Thoughts on Consmr
My friends all know how happy I am to see a service like Consmr to come into existence, mostly because it totally fits into how much time I spend looking for the new product in supermarkets (buying CPG products on Amazon is boring).
Recently they launched their iPhone app and it’s a breeze to use. Scan a barcode and if it’s in the system, you get the product’s reviews and alternative suggestions (the where-you-can-buy-it Nearby function is still lacking however). There is also the “Search” and “Discover” functions where you can browse through CPG categories, as well as other recent “popular” reviews (a bit like the Instagram concept).
What I think is missing in this iteration are two things:
- A to-do list. It simply gets people to open up the app more, providing value even if he is the only person using this service. If you are the non-curious type or the shop-everything-based-on-weekend-paper-coupons type, this app will feel cool for 5 minutes and you’ll forget about it. You don’t care about the ratings for Red Bull, even if it’s rated as a 1 you’ll still get it; or alternatively, you see Monster on sale this week and you’ll get that instead. Ratings don’t matter in this case. But with a to-do list, especially if the to-do list is linked to product suggestions, people at least have to open the app every time they are shopping (bolstering engagement) and the product suggestions will serve as a great platform for future monetization (Hey you want to buy Red Bull? Try the new Monster Lime! - Sponsered by Monster)

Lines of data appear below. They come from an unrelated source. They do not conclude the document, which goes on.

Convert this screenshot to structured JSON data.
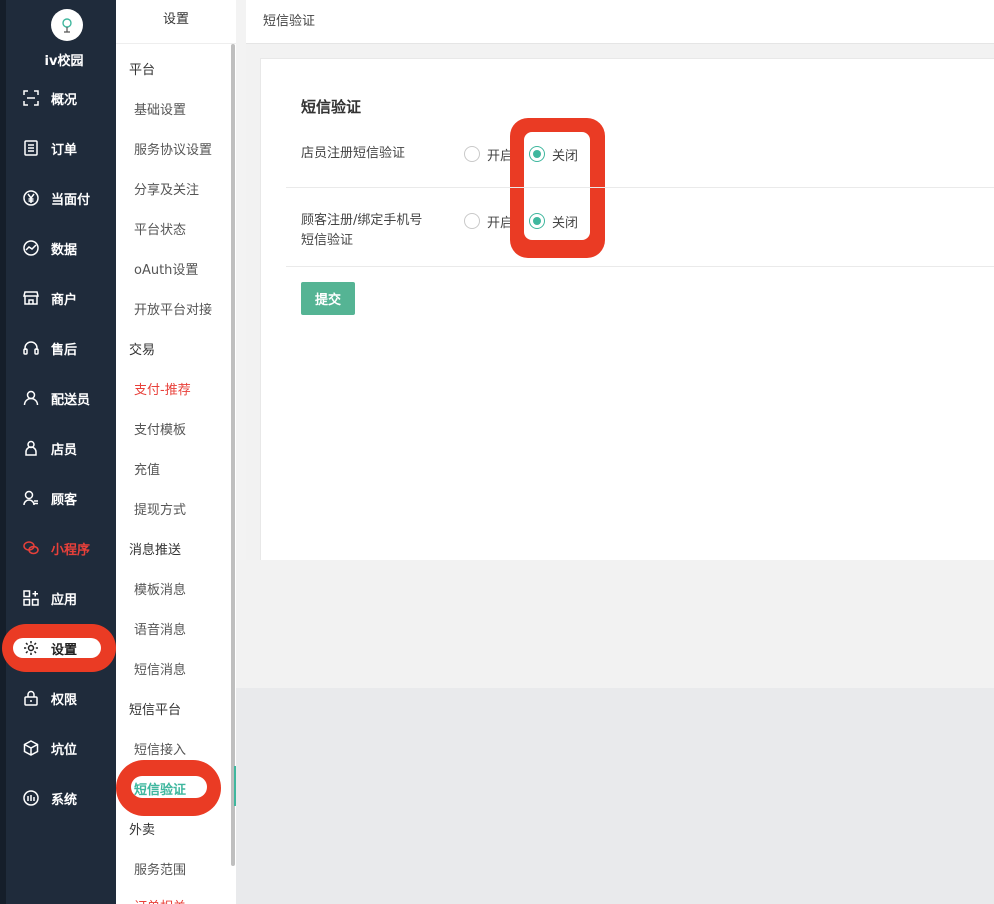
{
  "brand": {
    "name": "iv校园"
  },
  "nav": {
    "items": [
      {
        "label": "概况",
        "icon": "scan-icon"
      },
      {
        "label": "订单",
        "icon": "list-icon"
      },
      {
        "label": "当面付",
        "icon": "yen-icon"
      },
      {
        "label": "数据",
        "icon": "chart-icon"
      },
      {
        "label": "商户",
        "icon": "store-icon"
      },
      {
        "label": "售后",
        "icon": "headset-icon"
      },
      {
        "label": "配送员",
        "icon": "user-icon"
      },
      {
        "label": "店员",
        "icon": "person-icon"
      },
      {
        "label": "顾客",
        "icon": "customer-icon"
      },
      {
        "label": "小程序",
        "icon": "wechat-icon"
      },
      {
        "label": "应用",
        "icon": "apps-icon"
      },
      {
        "label": "设置",
        "icon": "gear-icon"
      },
      {
        "label": "权限",
        "icon": "lock-icon"
      },
      {
        "label": "坑位",
        "icon": "cube-icon"
      },
      {
        "label": "系统",
        "icon": "system-icon"
      }
    ]
  },
  "submenu": {
    "title": "设置",
    "groups": [
      {
        "label": "平台",
        "items": [
          "基础设置",
          "服务协议设置",
          "分享及关注",
          "平台状态",
          "oAuth设置",
          "开放平台对接"
        ]
      },
      {
        "label": "交易",
        "items": [
          "支付-推荐",
          "支付模板",
          "充值",
          "提现方式"
        ]
      },
      {
        "label": "消息推送",
        "items": [
          "模板消息",
          "语音消息",
          "短信消息"
        ]
      },
      {
        "label": "短信平台",
        "items": [
          "短信接入",
          "短信验证"
        ]
      },
      {
        "label": "外卖",
        "items": [
          "服务范围",
          "订单相关"
        ]
      }
    ]
  },
  "header": {
    "breadcrumb": "短信验证"
  },
  "form": {
    "section_title": "短信验证",
    "rows": [
      {
        "label_line1": "店员注册短信验证",
        "label_line2": "",
        "option_on": "开启",
        "option_off": "关闭",
        "selected": "关闭"
      },
      {
        "label_line1": "顾客注册/绑定手机号",
        "label_line2": "短信验证",
        "option_on": "开启",
        "option_off": "关闭",
        "selected": "关闭"
      }
    ],
    "submit_label": "提交"
  },
  "colors": {
    "accent": "#3fb79e",
    "highlight": "#ea3b24",
    "nav_bg": "#1f2b3b"
  }
}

- A way to submit reviews via mobile. And I don’t just mean within an app. I think people should be able to submit reviews via SMS, WhatsApp, iMessage, email, app, etc. Basically any channel available should be made available. Because CPG products can be a very at-the-moment thing (you had a bag of chips, hated it and threw it out), by the time you get access to a computer you may completely forget what brand/flavor of chips you just had. How are you going to complain about it? It severely limits the # of reviews the site can get, which happens to be the backbone of the entire service.